My Soul Still Dances: Living with Parkinson’s by Sister Adelaide Fortowsky, with Sister Rosetta Reiniger Published by DriverWorks Ink Review by Keith Foster $19.95 ISBN 978-1-927570-38-8 No one can ever know the pain inflicted by Parkinson’s disease – unless they’ve experienced it. Sister Adelaide Fortowsky, an Ursuline Sister, lived with this disease for more than twenty years and wrote about her ordeal in a diary. Published as My Soul Still Dances: Living with Parkinson’s, she records the progress of the disease as she slowly deteriorates. Born Bertha Fortowsky in 1930 on the family farm near Cavell, SK, she was so frail at birth that a midwife, fearing the newborn wouldn’t live, baptized her. She joined the Order of St. Ursuline in 1950, taking the name Sister Adelaide, and made her final vows in 1956. After teaching elementary school in Saskatchewan villages and towns for twenty-nine years, she joined the staff at St. Angela’s Academy, an all-girls high school with live-in students, at Prelate, SK. She taught until 2003, when her Parkinson’s affliction became severe. This is not an easy read. Parkinson’s has no known cause or cure. When “normal” activities were no longer normal, Sister Adelaide felt trapped in her…

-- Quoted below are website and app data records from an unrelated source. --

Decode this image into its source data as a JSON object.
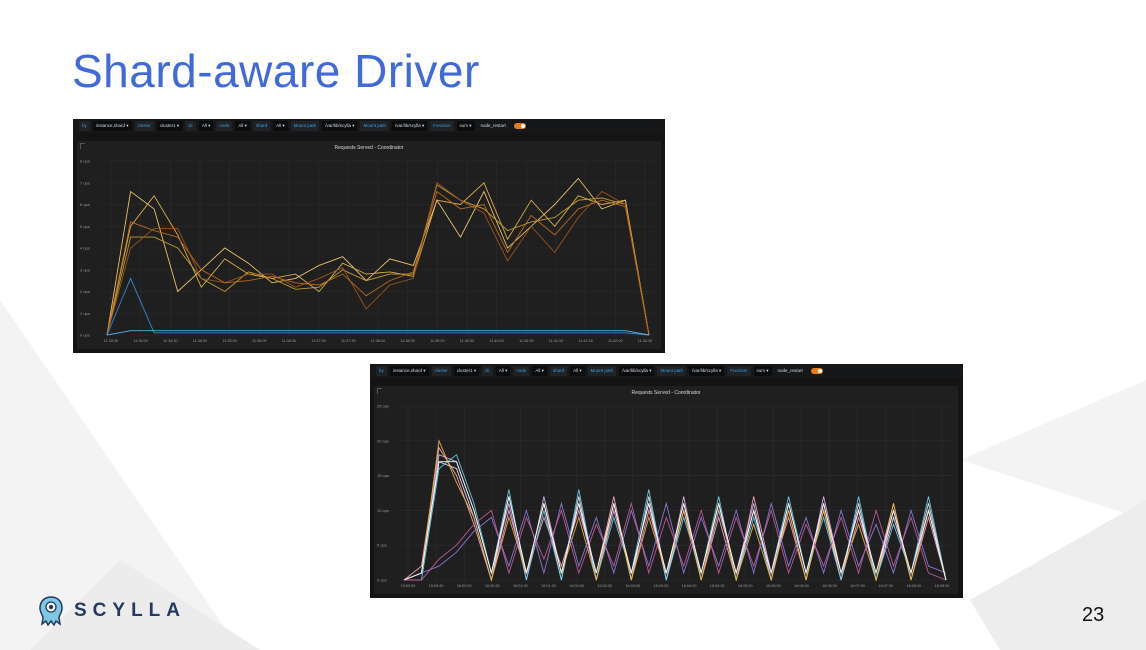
{
  "slide": {
    "title": "Shard-aware Driver",
    "page_number": "23",
    "logo_text": "SCYLLA",
    "colors": {
      "title": "#4169d8",
      "logo": "#243a5e",
      "toggle": "#eb7b18"
    }
  },
  "panel1": {
    "toolbar": [
      {
        "label": "by",
        "value": "instance,shard ▾"
      },
      {
        "label": "cluster",
        "value": "cluster1 ▾"
      },
      {
        "label": "dc",
        "value": "All ▾"
      },
      {
        "label": "node",
        "value": "All ▾"
      },
      {
        "label": "shard",
        "value": "All ▾"
      },
      {
        "label": "Mount path",
        "value": "/var/lib/scylla ▾"
      },
      {
        "label": "Mount path",
        "value": "/var/lib/scylla ▾"
      },
      {
        "label": "Function",
        "value": "sum ▾"
      }
    ],
    "toggle_label": "node_restart"
  },
  "panel2": {
    "toolbar": [
      {
        "label": "by",
        "value": "instance,shard ▾"
      },
      {
        "label": "cluster",
        "value": "cluster1 ▾"
      },
      {
        "label": "dc",
        "value": "All ▾"
      },
      {
        "label": "node",
        "value": "All ▾"
      },
      {
        "label": "shard",
        "value": "All ▾"
      },
      {
        "label": "Mount path",
        "value": "/var/lib/scylla ▾"
      },
      {
        "label": "Mount path",
        "value": "/var/lib/scylla ▾"
      },
      {
        "label": "Function",
        "value": "sum ▾"
      }
    ],
    "toggle_label": "node_restart"
  },
  "chart_data": [
    {
      "type": "line",
      "title": "Requests Served - Coordinator",
      "yticks": [
        "0 ops",
        "1 ops",
        "2 ops",
        "3 ops",
        "4 ops",
        "5 ops",
        "6 ops",
        "7 ops",
        "8 ops"
      ],
      "ylim": [
        0,
        8
      ],
      "xticks": [
        "11:33:30",
        "11:34:00",
        "11:34:30",
        "11:35:00",
        "11:35:30",
        "11:36:00",
        "11:36:30",
        "11:37:00",
        "11:37:30",
        "11:38:00",
        "11:38:30",
        "11:39:00",
        "11:39:30",
        "11:40:00",
        "11:40:30",
        "11:41:00",
        "11:41:30",
        "11:42:00",
        "11:42:30"
      ],
      "grid": true,
      "series": [
        {
          "color": "#f2c96d",
          "values": [
            0,
            6.6,
            5.8,
            2.0,
            3.0,
            4.0,
            3.3,
            2.4,
            2.6,
            3.2,
            3.6,
            2.5,
            3.5,
            3.2,
            6.2,
            4.5,
            6.6,
            4.0,
            5.0,
            6.0,
            7.2,
            5.8,
            6.2,
            0
          ]
        },
        {
          "color": "#e0b44f",
          "values": [
            0,
            5.0,
            6.4,
            4.6,
            2.2,
            3.5,
            2.8,
            2.6,
            2.8,
            2.0,
            3.3,
            2.8,
            2.9,
            2.7,
            6.2,
            6.0,
            7.0,
            4.4,
            6.2,
            5.0,
            6.4,
            6.0,
            6.2,
            0
          ]
        },
        {
          "color": "#c8a233",
          "values": [
            0,
            4.5,
            4.5,
            4.0,
            2.6,
            2.0,
            2.9,
            2.6,
            2.1,
            2.2,
            3.0,
            2.5,
            2.8,
            2.8,
            6.9,
            6.2,
            5.8,
            4.8,
            5.2,
            5.4,
            6.2,
            6.3,
            6.0,
            0
          ]
        },
        {
          "color": "#a0561c",
          "values": [
            0,
            4.0,
            4.9,
            4.9,
            2.6,
            2.4,
            2.8,
            2.8,
            2.2,
            2.6,
            3.1,
            1.2,
            2.3,
            2.6,
            7.0,
            6.2,
            5.6,
            3.4,
            5.0,
            3.8,
            5.4,
            6.6,
            6.0,
            0
          ]
        },
        {
          "color": "#c36d1a",
          "values": [
            0,
            5.2,
            4.8,
            4.5,
            3.0,
            2.4,
            2.5,
            2.7,
            2.4,
            2.3,
            2.8,
            1.8,
            2.5,
            2.9,
            6.6,
            5.8,
            6.0,
            3.8,
            5.5,
            4.6,
            5.8,
            6.2,
            5.9,
            0
          ]
        },
        {
          "color": "#3b8fd6",
          "values": [
            0,
            2.6,
            0.1,
            0.1,
            0.1,
            0.1,
            0.1,
            0.1,
            0.1,
            0.1,
            0.1,
            0.1,
            0.1,
            0.1,
            0.1,
            0.1,
            0.1,
            0.1,
            0.1,
            0.1,
            0.1,
            0.1,
            0.1,
            0
          ]
        },
        {
          "color": "#5bb6f0",
          "values": [
            0,
            0.2,
            0.2,
            0.2,
            0.2,
            0.2,
            0.2,
            0.2,
            0.2,
            0.2,
            0.2,
            0.2,
            0.2,
            0.2,
            0.2,
            0.2,
            0.2,
            0.2,
            0.2,
            0.2,
            0.2,
            0.2,
            0.2,
            0
          ]
        }
      ]
    },
    {
      "type": "line",
      "title": "Requests Served - Coordinator",
      "yticks": [
        "0 ops",
        "5 ops",
        "10 ops",
        "15 ops",
        "20 ops",
        "25 ops"
      ],
      "ylim": [
        0,
        25
      ],
      "xticks": [
        "15:59:00",
        "15:59:30",
        "16:00:00",
        "16:00:30",
        "16:01:00",
        "16:01:30",
        "16:02:00",
        "16:02:30",
        "16:03:00",
        "16:03:30",
        "16:04:00",
        "16:04:30",
        "16:05:00",
        "16:05:30",
        "16:06:00",
        "16:06:30",
        "16:07:00",
        "16:07:30",
        "16:08:00",
        "16:08:30"
      ],
      "grid": true,
      "series": [
        {
          "color": "#f0e6f5",
          "values": [
            0,
            1,
            17,
            16,
            9,
            0,
            12,
            1,
            11,
            0,
            12,
            0,
            11,
            0,
            12,
            0,
            10,
            1,
            11,
            0,
            10,
            0,
            11,
            1,
            10,
            0,
            11,
            0,
            9,
            1,
            11,
            0
          ]
        },
        {
          "color": "#d8b4e8",
          "values": [
            0,
            1,
            18,
            17,
            10,
            1,
            11,
            0,
            12,
            1,
            11,
            0,
            10,
            1,
            11,
            0,
            12,
            0,
            10,
            1,
            11,
            0,
            10,
            0,
            12,
            1,
            10,
            0,
            10,
            0,
            10,
            0
          ]
        },
        {
          "color": "#f7a6c7",
          "values": [
            0,
            2,
            19,
            15,
            8,
            0,
            10,
            1,
            9,
            2,
            10,
            1,
            12,
            0,
            10,
            1,
            11,
            0,
            9,
            0,
            12,
            1,
            9,
            0,
            11,
            0,
            9,
            1,
            11,
            0,
            9,
            0
          ]
        },
        {
          "color": "#6bd0e8",
          "values": [
            0,
            0,
            16,
            18,
            11,
            1,
            13,
            0,
            10,
            0,
            13,
            0,
            9,
            1,
            13,
            0,
            9,
            1,
            12,
            0,
            9,
            1,
            12,
            1,
            9,
            0,
            12,
            0,
            8,
            1,
            12,
            0
          ]
        },
        {
          "color": "#e9b641",
          "values": [
            0,
            1,
            20,
            14,
            9,
            0,
            9,
            1,
            11,
            1,
            9,
            0,
            11,
            0,
            9,
            1,
            10,
            0,
            11,
            0,
            8,
            0,
            10,
            0,
            10,
            1,
            8,
            0,
            11,
            0,
            10,
            0
          ]
        },
        {
          "color": "#8c7dd9",
          "values": [
            0,
            1,
            2,
            4,
            7,
            9,
            2,
            10,
            1,
            11,
            2,
            9,
            1,
            10,
            2,
            11,
            1,
            9,
            2,
            10,
            1,
            11,
            2,
            9,
            1,
            10,
            2,
            8,
            1,
            10,
            2,
            1
          ]
        },
        {
          "color": "#c65b9a",
          "values": [
            0,
            0,
            3,
            5,
            8,
            10,
            1,
            9,
            3,
            10,
            1,
            8,
            2,
            11,
            1,
            9,
            2,
            10,
            1,
            9,
            2,
            10,
            1,
            8,
            2,
            9,
            1,
            10,
            2,
            9,
            1,
            0
          ]
        },
        {
          "color": "#ffffff",
          "values": [
            0,
            1,
            17,
            17,
            10,
            1,
            12,
            1,
            11,
            1,
            11,
            1,
            11,
            1,
            11,
            1,
            11,
            1,
            11,
            1,
            10,
            1,
            11,
            1,
            11,
            1,
            10,
            1,
            10,
            1,
            10,
            0
          ]
        }
      ]
    }
  ]
}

DriverWorks Ink / 24 August 2017

Rescued by Janice Howden Reviewed by Michelle Shaw $13.95 ISBN 978192757031-9 Rescued is a deceptively simple book that works on many levels. On the surface, it’s a story about Hawkeye and his brother Freddie, two abandoned Tibetan Terriers, and their search to find a “Forever Home”. Underlying the story is the true account of author Janice Howden’s adoption of her rescue dog Rahj from the Saskatoon SPCA. Janice has been a long-time supporter of the Saskatchewan SPCA. For many years her husband Lloyd worked as an animal protection officer for the organization and she’s heard lots of stories over the years, both good and bad. So when she decided to adopt a dog it wasn’t a spur of the moment decision. She first drew up a checklist to make sure she chose a dog that would suit their family. For one thing, she knew she wanted a dog that didn’t require long runs at dawn. “Not my lifestyle,” she says firmly. “I wanted a smaller dog, one with whom I could enjoy cuddles on the sofa while I watched TV or read.” After months of checking the SPCA website, Janice found two Tibetan Terriers who were about six months old…

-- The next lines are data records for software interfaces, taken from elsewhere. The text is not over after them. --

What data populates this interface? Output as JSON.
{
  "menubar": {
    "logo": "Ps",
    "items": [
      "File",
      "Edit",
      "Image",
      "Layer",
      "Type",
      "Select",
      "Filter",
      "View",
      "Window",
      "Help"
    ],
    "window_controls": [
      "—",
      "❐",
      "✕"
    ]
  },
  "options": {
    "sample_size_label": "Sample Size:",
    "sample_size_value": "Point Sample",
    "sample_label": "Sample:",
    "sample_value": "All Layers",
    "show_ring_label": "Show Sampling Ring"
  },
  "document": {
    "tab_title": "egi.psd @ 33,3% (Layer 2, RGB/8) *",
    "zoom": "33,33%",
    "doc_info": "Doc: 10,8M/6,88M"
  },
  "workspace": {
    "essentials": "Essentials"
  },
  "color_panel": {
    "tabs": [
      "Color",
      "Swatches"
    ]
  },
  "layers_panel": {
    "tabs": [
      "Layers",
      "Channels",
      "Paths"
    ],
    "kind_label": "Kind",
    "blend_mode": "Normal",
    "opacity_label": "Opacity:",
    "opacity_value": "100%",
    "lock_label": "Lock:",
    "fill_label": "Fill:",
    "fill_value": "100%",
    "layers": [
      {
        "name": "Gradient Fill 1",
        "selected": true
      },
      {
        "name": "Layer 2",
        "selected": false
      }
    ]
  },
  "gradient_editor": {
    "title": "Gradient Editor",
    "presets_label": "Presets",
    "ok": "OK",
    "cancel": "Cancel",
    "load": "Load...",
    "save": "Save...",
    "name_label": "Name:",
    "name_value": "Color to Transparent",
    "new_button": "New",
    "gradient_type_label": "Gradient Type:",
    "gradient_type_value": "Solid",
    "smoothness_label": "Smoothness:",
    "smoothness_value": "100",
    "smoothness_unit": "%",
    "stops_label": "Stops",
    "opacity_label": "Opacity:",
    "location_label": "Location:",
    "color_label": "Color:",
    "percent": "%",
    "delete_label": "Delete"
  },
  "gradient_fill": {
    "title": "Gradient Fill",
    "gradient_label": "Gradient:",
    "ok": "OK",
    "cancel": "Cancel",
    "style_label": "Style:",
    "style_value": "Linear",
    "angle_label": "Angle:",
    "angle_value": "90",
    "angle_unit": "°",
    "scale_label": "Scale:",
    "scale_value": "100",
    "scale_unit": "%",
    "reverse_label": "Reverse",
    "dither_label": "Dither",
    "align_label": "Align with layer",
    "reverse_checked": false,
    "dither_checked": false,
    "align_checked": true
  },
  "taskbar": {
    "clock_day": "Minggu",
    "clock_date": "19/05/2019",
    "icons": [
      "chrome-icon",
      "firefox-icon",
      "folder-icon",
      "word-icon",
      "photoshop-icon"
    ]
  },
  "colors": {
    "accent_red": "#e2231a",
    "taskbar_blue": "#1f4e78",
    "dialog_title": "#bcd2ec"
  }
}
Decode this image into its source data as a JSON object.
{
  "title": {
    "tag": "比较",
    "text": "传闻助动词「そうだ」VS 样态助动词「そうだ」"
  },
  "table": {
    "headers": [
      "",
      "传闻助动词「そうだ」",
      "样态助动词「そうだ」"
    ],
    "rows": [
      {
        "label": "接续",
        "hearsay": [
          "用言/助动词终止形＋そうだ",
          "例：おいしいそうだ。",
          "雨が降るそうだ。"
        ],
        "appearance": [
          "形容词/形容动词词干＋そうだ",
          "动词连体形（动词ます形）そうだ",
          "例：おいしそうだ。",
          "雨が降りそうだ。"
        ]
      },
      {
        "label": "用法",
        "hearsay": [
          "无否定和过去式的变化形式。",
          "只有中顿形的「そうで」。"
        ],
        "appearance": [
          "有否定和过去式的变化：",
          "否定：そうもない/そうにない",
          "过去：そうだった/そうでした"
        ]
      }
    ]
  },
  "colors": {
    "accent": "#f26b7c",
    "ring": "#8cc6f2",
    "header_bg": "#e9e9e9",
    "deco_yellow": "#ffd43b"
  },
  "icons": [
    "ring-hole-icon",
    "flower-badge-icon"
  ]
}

Fun on the Farm
DriverWorks Ink / 8 August 2017

Fun on the Farm: True Tales of Farm Life! Compiled and edited by Deana J. Driver Reviewed by Michelle Shaw $17.95 ISBN 978-192757030-2 I knew Fun on the Farm: True Tales of Farm Life was a winner when the opening story, Harvest Bonding, written from the perspective of a newlywed city girl who has married a farmer, had me giggling from the start. As Jean Fahlman wryly points out, “When soulmates enter the harvest field, the marriage may be entering the twilight zone, but newly married farmers and wives don’t realize that at first”. Harvest Bonding is the first story in this collection of humorous, true accounts of farm life in Saskatchewan, compiled and edited by Regina-based Deana Driver. The book is filled with tales of mishaps, adventures and childhood memories from riding “Bessie, our two-hundred pound pig”, jam-can curling and playing street hockey with a potato as a puck, chasing wandering cows, hens that lay Easter eggs and even an amusing incident from the filming of the James Herriot movie All Creatures Great and Small. That one I have to admit was set in Yorkshire, not Saskatchewan, although there is of course a Saskatchewan connection! Many of the stories…